Julie Marsden

Conservator, Midlands

Julie Marsden - Conservator

There’s no job quite like a National Trust Conservator, helping property teams here in the Midlands look after our weird and wonderful collections and advising them how to protect items against damage. Where else would you be caring for everything from buttons to fire trucks?

Conservation assistant carefully cleaning a book

I have worked as a regional Conservator for around 25 years. Starting off in East Anglia before moving to the South and then Midlands and have worked with over forty historic properties in my time. In addition I have a national role as Conservator (Wheeled Vehicles Specialist) – in particular looking at carriages, cars, carts, wagons, fire engines and related collections of harness, livery and the like.

Carriages in the collection at Charlecote Park
Carriage collection in outbuildings at Charlecote Park
Carriages in the collection at Charlecote Park

What does a conservator do?

National Trust Conservators are involved with the care and repair of historic collections and interiors. These can include anything from works of art to fixtures and fittings such as decorative ceilings or gates and railings; can be found both inside and outside the mansion; and can range from the small such as buttons to the very large such as vehicles.

As one of three Regional Conservators in the Midlands I support a portfolio of National Trust properties, providing advice and training to staff on all aspects of looking after their collection and historic interiors as well as managing conservation work and planning. This includes housekeeping, exhibitions and displays, loans, emergency procedures, environmental control and monitoring, storage, planning and delivery of in situ protection and movement of collections for all sorts of projects from building works, events, functions, filming or photography.

Too much light can damage the delicate fabrics we care for.
Conservators measuring light levels at Packwood
Too much light can damage the delicate fabrics we care for.

Passionate about conservation

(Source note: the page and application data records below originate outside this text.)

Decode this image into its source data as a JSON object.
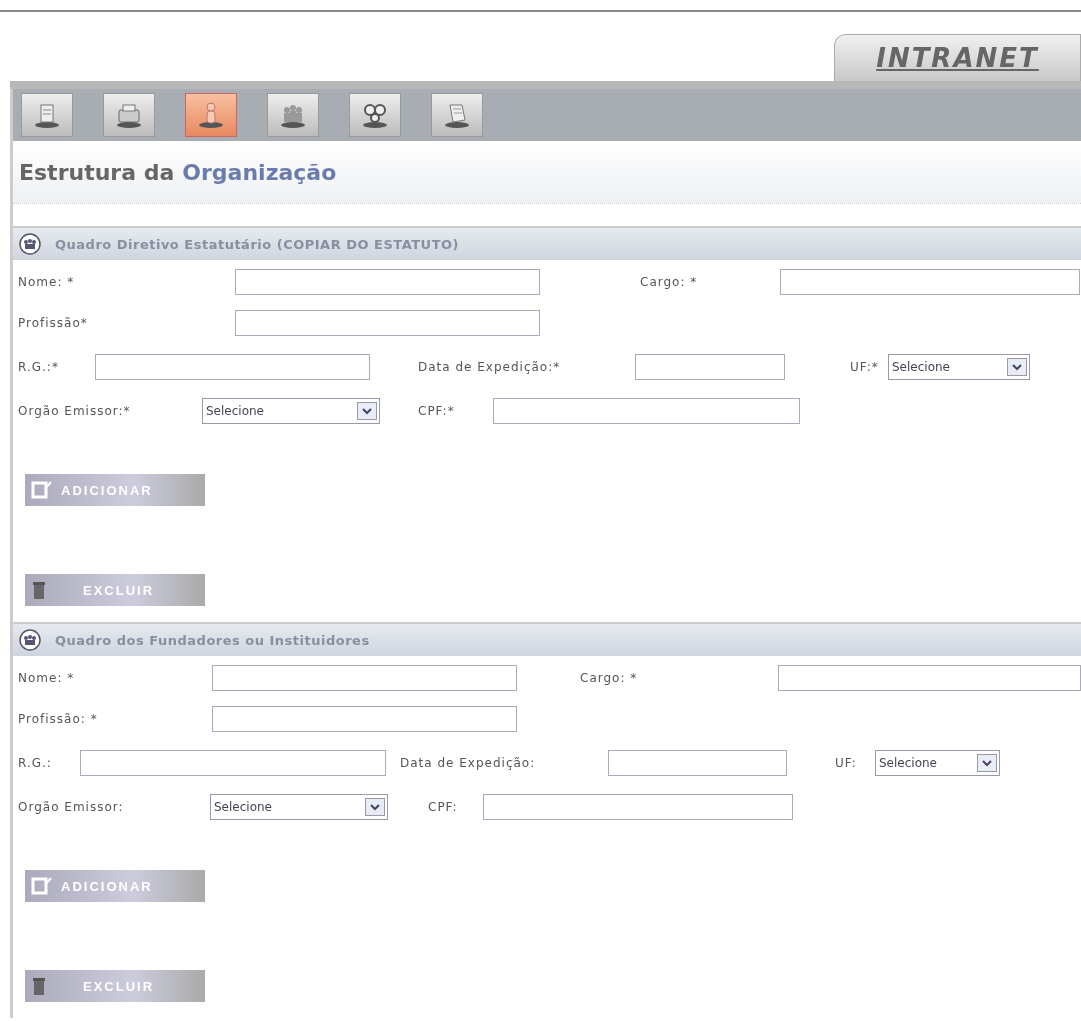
{
  "tab": {
    "label": "INTRANET"
  },
  "toolbar": [
    {
      "kind": "document",
      "selected": false
    },
    {
      "kind": "machine",
      "selected": false
    },
    {
      "kind": "person",
      "selected": true
    },
    {
      "kind": "group",
      "selected": false
    },
    {
      "kind": "gears",
      "selected": false
    },
    {
      "kind": "scroll",
      "selected": false
    }
  ],
  "page_title": {
    "text": "Estrutura da",
    "highlight": "Organização"
  },
  "sections": [
    {
      "title": "Quadro Diretivo Estatutário (COPIAR DO ESTATUTO)",
      "rows": [
        [
          {
            "label": "Nome: *",
            "kind": "text"
          },
          {
            "label": "Cargo: *",
            "kind": "text"
          }
        ],
        [
          {
            "label": "Profissão*",
            "kind": "text"
          }
        ],
        [
          {
            "label": "R.G.:*",
            "kind": "text"
          },
          {
            "label": "Data de Expedição:*",
            "kind": "text"
          },
          {
            "label": "UF:*",
            "kind": "select",
            "value": "Selecione"
          }
        ],
        [
          {
            "label": "Orgão Emissor:*",
            "kind": "select",
            "value": "Selecione"
          },
          {
            "label": "CPF:*",
            "kind": "text"
          }
        ]
      ],
      "buttons": [
        {
          "kind": "add",
          "label": "ADICIONAR"
        },
        {
          "kind": "delete",
          "label": "EXCLUIR"
        }
      ]
    },
    {
      "title": "Quadro dos Fundadores ou Instituidores",
      "rows": [
        [
          {
            "label": "Nome: *",
            "kind": "text"
          },
          {
            "label": "Cargo: *",
            "kind": "text"
          }
        ],
        [
          {
            "label": "Profissão: *",
            "kind": "text"
          }
        ],
        [
          {
            "label": "R.G.:",
            "kind": "text"
          },
          {
            "label": "Data de Expedição:",
            "kind": "text"
          },
          {
            "label": "UF:",
            "kind": "select",
            "value": "Selecione"
          }
        ],
        [
          {
            "label": "Orgão Emissor:",
            "kind": "select",
            "value": "Selecione"
          },
          {
            "label": "CPF:",
            "kind": "text"
          }
        ]
      ],
      "buttons": [
        {
          "kind": "add",
          "label": "ADICIONAR"
        },
        {
          "kind": "delete",
          "label": "EXCLUIR"
        }
      ]
    }
  ]
}
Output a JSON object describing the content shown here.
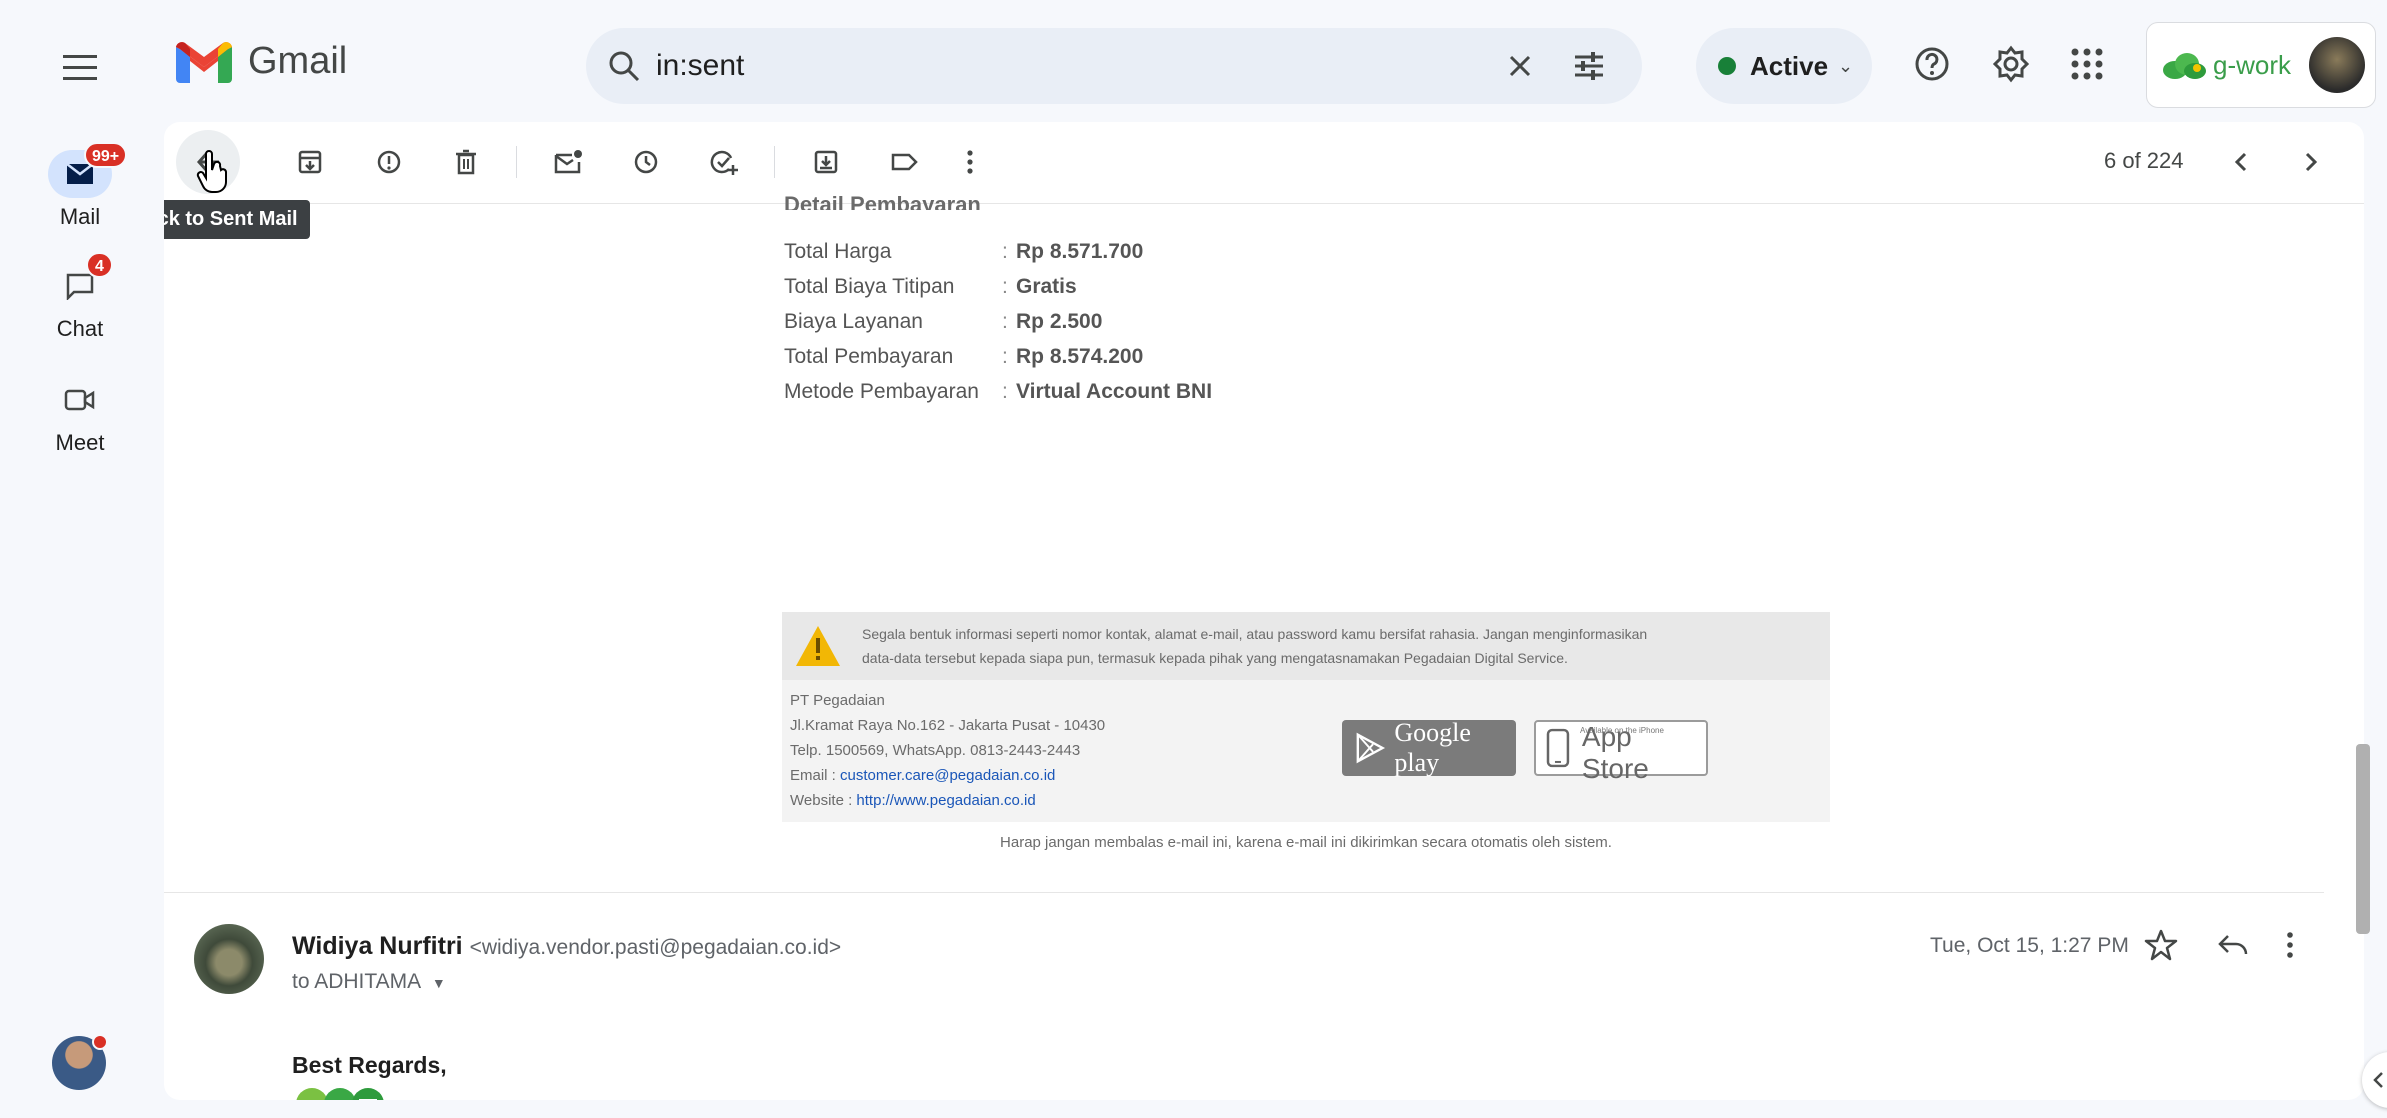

I have been interested in conservation since I was at school – the result of a chance visit to a paintings conservation exhibition at the Victoria and Albert Museum. The idea of being able to get below the surface of a work of art; to understand how it was made and interact with it is endlessly fascinating gives me new appreciation of the skills and techniques required to create it. So despite opposition from teachers and family, I studied Art History at the Courtauld before training as a Paintings Conservator at Northumbria University. After that, I worked on a variety of projects both in the UK and abroad gradually specialising in the conservation of interior decorative schemes and wall-paintings such as those at Cardiff Castle and Burghley House. 

Preserving a room in a state of decay can be quite a challenge
Fireplace in time capsule room at Back to Backs Birmingham
Preserving a room in a state of decay can be quite a challenge

The best thing about the job 

I love the breadth and variety of the job – the fact that one day I might be training property staff in an aspect of collections care or practical conservation and the next planning the packing and storage of a whole collection or visiting a conservator’s studio to discuss the work they are undertaking to a piece from one of the collections. I enjoy working with others who bring different perspectives to conservation issues from the staff and volunteers in the houses to consultants from other disciplines – in particular I enjoy working with large multidisciplinary groups to look at innovative and creative ways of interpreting our collections and making our historic interiors more interesting and accessible to all our visitors.

Getting a bird's eye view
Canons Ashby crane and turret clock
Getting a bird's eye view

Unusual views

One of the more exciting things that I have done recently is to examine the turret clock bell in the cupola at Canons Ashby. The only way to access it is via cherry picker so few people have looked at it closely. It also enabled us to identify both the date and maker of the bell – 1736 by Edward Hemmings of Bicester.

Canons Ashby Clock Tower 1 Intro

Restoring the clock tower with an 19th century mechanism

Putting time back in place at Canons Ashby. This wonderful 19th century time piece survived the Second World War, then was restored after a fire and 60ft plunge!

Come and see this fascinating 180 year old clock movement ticking away
Looking out at Charlecote Park's house from the top of the Gatehouse

Preservation in the Pipelines at Charlecote

Preservation in the Pipelines covers three exciting new projects for Charlecote. Inevitably there will be disruption but we think you'll agree it will be worth it.

Look into Charlecote's future
Conserving our bible commentary at Packwood House, Warwickshire.

Conservation in action at Packwood House

Come and see how we look after Packwood's historic collection everyday in the house.

Find out more!